    I have become surprised, quite honestly, with how much I am enjoying research itself — the design, thinking about the framework, etc. Never thought of myself as a (potentially) budding qualitative methodologist ๐Ÿ˜‰

    Saw The Ring earlier this year. Love Wagner!

  3. Britta,
    You dont grasp the metaphor. Wagner makes his audience wait, sometimes for hours, for a resolution to what he has been setting up. Sibelius is not the same.

  4. Swimming in the data, in opposition to being battered to and fro by the undertow or enormity of any project.

    These are metaphors to help you understand the research process, not points for argument or debate, certainly not opinion. Those are the methods of those new to academic research who quickly grasp the ‘language’ of whatever happens to be current or popular and parrot it back. Instead, the point is to learn to think for yourselves.

    Now I would like to think about getting ready for my holiday. Over and very out.

    1. Makes an excellent illustration of the power issues I mentioned earlier in my blog – who defines what is subject to debate and what is excluded or who selects the metaphors for which purpose are exactly the points so often dismissed as inconvenient truths. You make the most of it, Jeffrey – and the audiences will evaluate it.

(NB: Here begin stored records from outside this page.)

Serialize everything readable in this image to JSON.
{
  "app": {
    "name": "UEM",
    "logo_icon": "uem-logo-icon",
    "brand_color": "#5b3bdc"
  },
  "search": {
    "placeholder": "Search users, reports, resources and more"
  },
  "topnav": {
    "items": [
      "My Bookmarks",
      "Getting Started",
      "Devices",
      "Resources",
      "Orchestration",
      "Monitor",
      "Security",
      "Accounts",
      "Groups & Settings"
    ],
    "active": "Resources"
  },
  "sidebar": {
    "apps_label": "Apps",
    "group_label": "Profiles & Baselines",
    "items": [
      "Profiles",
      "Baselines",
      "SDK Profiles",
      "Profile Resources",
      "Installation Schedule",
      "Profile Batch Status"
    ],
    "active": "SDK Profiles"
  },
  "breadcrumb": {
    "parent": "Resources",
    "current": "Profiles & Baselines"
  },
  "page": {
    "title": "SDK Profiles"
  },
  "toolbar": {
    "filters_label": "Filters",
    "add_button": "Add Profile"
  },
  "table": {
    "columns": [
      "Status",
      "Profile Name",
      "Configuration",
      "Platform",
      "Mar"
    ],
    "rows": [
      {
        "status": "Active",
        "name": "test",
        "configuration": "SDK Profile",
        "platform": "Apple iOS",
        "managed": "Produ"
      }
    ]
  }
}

      1. I select my own metaphors for my own words.
        Your instance on returning to a ‘power’ debate only seems to indicate your lack of experience in ‘doing’ research and producing outputs. Foucault is so sophmoric and over-blown at this point that it has become tedious and not very helpful, at least in the hands of novices.
        You seem to feel more comfortable in the common room ‘debating’ with others like yourself than perhaps hearing from someone else who does not share your opinion, but has produced work, not just ruminated about the process of producing it. If this is the ‘power’ that you are so concerned about, then get to work and produce your own ‘power base’ and stop attacking others for doing there’s.
        Jeffrey has asked me for my take and my experience in this forum. I am not interested in your opinions or insults, Britta; I have no idea who you are or what your own ‘power’ agenda is. You certainly seem to have one, judging by your insistance on being hyper-critical of my posts.
        You posts here are borderline offensive. Please refrain from addressing me here or elsewhere again.

  5. Taking up an earlier point, Jeffrey – if you want to see some more open debate on power issues in methodological contexts and the broader politics of academia I strongly recommend to submit another abstract for the next AoIR conference, they are open to these kind of discussions and embrace challenging ideas.

  6. Too bad, Jeffrey, I see I replied rather than commented – amusing turns and twist, will have added to your data collection quite nicely ๐Ÿ˜‰ hope you don’t take offence, otherwise, just let me know.

  7. Does it turn the debate into something more fruitful when you turn to personal insults? I doubt that but it is one way of coping, I can acknowledge this – no, there is no need to have the last word, that’s just a restriction inbuilt in blogging technology. All the very best.

    1. The position that you seem to have missed in my posts earlier is that I do not engage in debate; I find it a useless waste of energy and time. I prefer to put my energies into producing work. I agree with my mentor and hero, Ken Gergen, when he said: “I have resigned from the debating society”.
      I am happy to have discussions with others regarding their own work and mine, but will not put myself in a position of opposition just to prove a point. Argument for arguments sake, iow.

      You seem to enjoy this. I do not. It is as simple as that. No need to insult me for trying to add to the discussion here by disagreement, vitriolic statements and opposition for opposition’s sake. These simply have no value for me in discussion or in my work.

      Good luck; I look forward to seeing the work that your position produces.

  8. I thoroughly enjoyed the comments between Kip and Britta here on this post. As I value both your thoughts and frameworks (seemingly from different perspectives), it is so helpful to see and experience passion and active engagement to encourage me while working on my design. From research to practice and back again!